• Prophylactic surgery, in the form of bilateral mastectomy or bilateral salpingo-oophorectomy, is another option for breast cancer risk reduction. The efficacy of prophylactic mastectomy has never been studied in a prospective, randomized trial. Data on the benefits of the procedure are derived from retrospective reviews and case control studies. Hartmann et al.40 identified 639 women with a family history of breast cancer who had undergone bilateral prophylactic mastectomy between 1960 and 1993. Women were characterized as high risk if their family history was suggestive of an autosomal dominant predisposition to breast cancer. The expected incidence of cancer in this group was estimated using the age-specific incidence of breast cancer in their sisters. The remaining 425 women were classified as moderate risk, and the predicted incidence of breast cancer was derived from the Gail et al. model.26 A 90% to 94% reduction in breast cancer incidence (95% CI, 71% to 99%) and an 81% to 100% reduction in breast cancer mortality were observed with prophylactic mastectomy. In a prospective study of 139 BRCA mutation carriers with a mean follow-up of 3 years, Meijers-Heijboer et al.41 observed no breast cancers in the group undergoing prophylactic mastectomy compared to a 2.5% per year incidence in those opting for surveillance. Rebbeck et al.42 reported a mixed retrospective and prospective study of 483 BRCA mutation carriers. In this study, prophylactic mastectomy reduced breast cancer incidence by 90% to 95%. Studies of prophylactic mastectomy are summarized in Table 43.2.6.

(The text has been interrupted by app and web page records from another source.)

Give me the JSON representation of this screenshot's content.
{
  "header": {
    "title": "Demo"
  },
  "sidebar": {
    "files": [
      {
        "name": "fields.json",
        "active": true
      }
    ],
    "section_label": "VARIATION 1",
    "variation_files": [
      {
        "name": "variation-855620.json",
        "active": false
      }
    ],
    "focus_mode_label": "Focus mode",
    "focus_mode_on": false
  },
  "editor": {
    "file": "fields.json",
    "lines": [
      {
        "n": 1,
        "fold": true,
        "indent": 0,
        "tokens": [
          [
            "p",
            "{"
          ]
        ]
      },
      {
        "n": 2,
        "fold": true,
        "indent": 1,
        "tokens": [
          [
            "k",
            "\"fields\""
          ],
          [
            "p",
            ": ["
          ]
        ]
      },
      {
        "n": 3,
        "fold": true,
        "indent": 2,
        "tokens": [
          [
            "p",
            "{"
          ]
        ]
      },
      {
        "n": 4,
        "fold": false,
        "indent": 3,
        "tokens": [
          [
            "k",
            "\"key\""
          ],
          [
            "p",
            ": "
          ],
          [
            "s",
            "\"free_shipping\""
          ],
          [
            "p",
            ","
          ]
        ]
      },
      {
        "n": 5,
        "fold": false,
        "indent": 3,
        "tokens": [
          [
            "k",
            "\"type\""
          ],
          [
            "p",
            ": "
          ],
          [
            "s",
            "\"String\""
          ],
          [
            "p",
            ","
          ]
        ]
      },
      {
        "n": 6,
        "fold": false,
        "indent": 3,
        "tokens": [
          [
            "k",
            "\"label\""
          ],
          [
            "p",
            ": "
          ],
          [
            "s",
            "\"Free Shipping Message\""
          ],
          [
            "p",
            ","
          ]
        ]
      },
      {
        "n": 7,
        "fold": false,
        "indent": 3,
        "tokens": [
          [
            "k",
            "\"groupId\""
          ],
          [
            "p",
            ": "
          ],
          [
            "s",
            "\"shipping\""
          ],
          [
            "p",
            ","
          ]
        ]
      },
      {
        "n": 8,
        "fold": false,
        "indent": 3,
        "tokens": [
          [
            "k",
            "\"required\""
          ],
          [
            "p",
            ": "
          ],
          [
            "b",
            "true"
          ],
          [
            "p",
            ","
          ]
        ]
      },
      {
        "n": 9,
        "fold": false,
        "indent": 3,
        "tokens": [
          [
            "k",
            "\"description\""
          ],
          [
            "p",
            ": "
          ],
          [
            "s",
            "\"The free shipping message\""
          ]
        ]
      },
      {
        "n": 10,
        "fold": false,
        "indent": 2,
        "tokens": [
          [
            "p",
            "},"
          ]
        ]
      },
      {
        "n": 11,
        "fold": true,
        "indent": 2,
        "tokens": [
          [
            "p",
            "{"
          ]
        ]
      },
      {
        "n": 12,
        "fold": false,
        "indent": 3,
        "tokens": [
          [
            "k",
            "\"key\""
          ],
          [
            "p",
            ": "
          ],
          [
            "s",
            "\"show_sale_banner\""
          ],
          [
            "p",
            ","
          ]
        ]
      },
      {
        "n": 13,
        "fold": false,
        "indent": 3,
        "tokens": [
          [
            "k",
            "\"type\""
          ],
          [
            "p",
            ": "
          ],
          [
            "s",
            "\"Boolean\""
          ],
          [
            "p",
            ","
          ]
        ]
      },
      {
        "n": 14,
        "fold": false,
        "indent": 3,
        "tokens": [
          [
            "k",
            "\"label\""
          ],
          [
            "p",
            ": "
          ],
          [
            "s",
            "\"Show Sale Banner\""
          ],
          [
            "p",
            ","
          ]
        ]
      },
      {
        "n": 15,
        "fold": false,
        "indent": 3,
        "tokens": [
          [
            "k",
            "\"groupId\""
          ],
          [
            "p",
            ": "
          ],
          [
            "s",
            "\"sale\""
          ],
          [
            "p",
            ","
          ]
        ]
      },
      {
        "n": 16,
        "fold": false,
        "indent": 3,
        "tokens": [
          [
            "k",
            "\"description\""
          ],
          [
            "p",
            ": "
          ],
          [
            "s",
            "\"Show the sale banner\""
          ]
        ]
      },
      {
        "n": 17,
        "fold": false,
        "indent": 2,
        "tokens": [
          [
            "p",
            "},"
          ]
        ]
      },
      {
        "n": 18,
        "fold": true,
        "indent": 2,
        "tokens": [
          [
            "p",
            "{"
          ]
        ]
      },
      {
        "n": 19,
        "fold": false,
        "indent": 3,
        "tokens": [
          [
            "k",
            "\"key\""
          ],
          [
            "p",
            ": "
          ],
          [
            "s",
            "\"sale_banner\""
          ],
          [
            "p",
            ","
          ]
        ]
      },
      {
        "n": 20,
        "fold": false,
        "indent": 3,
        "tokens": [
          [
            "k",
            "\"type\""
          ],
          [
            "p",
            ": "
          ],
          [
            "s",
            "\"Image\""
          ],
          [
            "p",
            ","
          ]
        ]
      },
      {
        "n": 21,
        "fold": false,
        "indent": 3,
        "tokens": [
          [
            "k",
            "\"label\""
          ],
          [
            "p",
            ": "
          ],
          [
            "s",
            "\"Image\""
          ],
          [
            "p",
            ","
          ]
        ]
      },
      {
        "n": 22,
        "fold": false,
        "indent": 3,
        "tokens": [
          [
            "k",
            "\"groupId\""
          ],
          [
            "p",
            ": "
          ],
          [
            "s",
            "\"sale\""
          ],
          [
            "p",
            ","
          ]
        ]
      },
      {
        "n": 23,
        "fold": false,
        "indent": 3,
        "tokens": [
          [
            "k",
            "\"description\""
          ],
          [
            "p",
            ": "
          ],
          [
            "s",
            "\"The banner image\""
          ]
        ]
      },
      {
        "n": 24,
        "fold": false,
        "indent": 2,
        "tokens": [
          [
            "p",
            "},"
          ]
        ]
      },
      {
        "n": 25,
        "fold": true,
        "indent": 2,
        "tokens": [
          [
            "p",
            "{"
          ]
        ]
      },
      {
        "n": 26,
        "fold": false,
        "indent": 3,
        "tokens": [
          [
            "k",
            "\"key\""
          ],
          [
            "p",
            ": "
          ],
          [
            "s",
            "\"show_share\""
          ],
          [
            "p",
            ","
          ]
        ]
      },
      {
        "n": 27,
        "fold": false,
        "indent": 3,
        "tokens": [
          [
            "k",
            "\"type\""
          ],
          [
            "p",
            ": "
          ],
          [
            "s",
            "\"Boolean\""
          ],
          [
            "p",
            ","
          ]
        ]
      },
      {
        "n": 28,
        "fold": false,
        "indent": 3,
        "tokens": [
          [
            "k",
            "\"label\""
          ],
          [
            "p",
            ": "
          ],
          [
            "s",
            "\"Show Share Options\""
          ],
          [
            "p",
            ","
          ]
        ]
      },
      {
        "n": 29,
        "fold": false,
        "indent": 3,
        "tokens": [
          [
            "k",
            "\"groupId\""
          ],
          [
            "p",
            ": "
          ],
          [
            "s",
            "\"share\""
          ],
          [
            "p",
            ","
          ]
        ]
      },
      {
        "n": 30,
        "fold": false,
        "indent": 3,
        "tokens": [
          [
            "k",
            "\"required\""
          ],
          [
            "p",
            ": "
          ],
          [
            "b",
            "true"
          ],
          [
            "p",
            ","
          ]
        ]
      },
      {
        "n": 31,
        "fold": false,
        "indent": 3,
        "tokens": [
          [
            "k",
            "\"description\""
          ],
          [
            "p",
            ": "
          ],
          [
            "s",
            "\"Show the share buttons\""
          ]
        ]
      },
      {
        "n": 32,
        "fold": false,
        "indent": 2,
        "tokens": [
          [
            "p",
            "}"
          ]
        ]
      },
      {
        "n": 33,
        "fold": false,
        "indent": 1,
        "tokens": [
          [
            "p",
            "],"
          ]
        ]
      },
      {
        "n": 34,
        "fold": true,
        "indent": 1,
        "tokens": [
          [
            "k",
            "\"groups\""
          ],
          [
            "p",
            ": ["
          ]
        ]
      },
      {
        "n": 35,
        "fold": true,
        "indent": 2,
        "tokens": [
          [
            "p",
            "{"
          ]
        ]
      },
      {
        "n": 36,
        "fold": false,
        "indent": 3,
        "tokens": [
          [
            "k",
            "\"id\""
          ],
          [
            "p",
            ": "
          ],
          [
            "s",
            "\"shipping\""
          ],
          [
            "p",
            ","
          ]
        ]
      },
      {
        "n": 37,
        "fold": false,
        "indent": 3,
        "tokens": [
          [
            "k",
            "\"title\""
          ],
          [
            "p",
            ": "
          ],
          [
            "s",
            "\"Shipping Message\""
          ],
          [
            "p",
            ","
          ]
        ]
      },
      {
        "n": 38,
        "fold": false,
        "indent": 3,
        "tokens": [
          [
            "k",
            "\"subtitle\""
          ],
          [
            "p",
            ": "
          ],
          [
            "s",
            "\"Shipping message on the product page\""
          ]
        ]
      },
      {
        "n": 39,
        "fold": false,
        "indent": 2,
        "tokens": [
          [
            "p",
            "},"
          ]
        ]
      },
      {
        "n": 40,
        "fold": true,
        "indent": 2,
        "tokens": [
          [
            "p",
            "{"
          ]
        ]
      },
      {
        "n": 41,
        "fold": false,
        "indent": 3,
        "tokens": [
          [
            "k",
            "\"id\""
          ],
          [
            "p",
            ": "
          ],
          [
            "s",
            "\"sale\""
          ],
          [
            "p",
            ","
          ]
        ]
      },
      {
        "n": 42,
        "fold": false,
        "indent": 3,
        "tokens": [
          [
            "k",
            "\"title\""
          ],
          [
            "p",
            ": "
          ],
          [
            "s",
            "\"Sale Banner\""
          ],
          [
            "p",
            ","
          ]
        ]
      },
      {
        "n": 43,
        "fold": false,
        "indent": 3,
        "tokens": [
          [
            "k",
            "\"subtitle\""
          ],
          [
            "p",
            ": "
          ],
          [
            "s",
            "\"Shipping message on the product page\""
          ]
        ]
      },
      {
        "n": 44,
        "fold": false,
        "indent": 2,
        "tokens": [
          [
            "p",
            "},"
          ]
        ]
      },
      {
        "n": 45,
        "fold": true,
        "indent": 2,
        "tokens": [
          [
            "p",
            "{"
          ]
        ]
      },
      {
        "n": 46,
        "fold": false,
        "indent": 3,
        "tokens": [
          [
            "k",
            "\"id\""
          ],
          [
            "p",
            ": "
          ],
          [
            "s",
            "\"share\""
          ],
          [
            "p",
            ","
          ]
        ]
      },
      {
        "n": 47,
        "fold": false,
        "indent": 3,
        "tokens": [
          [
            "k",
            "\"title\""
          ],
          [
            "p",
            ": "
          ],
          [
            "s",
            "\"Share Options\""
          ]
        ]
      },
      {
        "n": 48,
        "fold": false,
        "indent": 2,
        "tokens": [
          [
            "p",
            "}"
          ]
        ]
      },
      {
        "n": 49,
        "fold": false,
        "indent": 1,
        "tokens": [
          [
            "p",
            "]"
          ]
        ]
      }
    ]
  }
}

• Although bilateral prophylactic mastectomy is an effective form of breast cancer risk reduction, even in women at risk due to BRCA mutations, it is an intervention that is unacceptable to many women. Prophylactic bilateral salpingo-oophorectomy is an alternative risk-reduction strategy in women at risk on the basis of BRCA mutations, which has the added benefit of reducing the risk of ovarian carcinoma, a disease for which effective screening is not available. In a case control study of 241 women, which included 99 women who had undergone prophylactic oophorectomy at a mean age of 42 years, the risk of breast carcinoma was reduced to 0.47 (95% CI, 0.29 to 0.77) with the procedure.43 A 96% reduction in ovarian cancer incidence was also noted. In a prospective study of the benefits of prophylactic salpingo-oophorectomy in 170 BRCA mutation carriers, Kauff et al.13 observed that the hazard ratio for breast cancer was reduced to 0.32 (95% CI, 0.08 to 1.20) and that for gynecologic cancer to 0.25 (95% CI, 0.08 to 0.74) at a mean follow-up of 24 months.
• Table 43.2.6 Outcome of Bilateral Prophylactic Mastectomy in High-Risk Women
• Author (Reference) • Population • No. of Women • Follow-Up • Risk Reduction
• Hartmann et al. (40)
• Women with a family history of breast cancer • 639 • 14 years (median) • 90%–94%
• Meijers-Heijboer et al. (41)
• BRCA1/2 mutation carriers • 139 • 3 years (mean) • 100%
• Rebbeck et al. (42)
• BRCA1/2 mutation carriers • 105 • 6.4 years (mean) • 90%–95%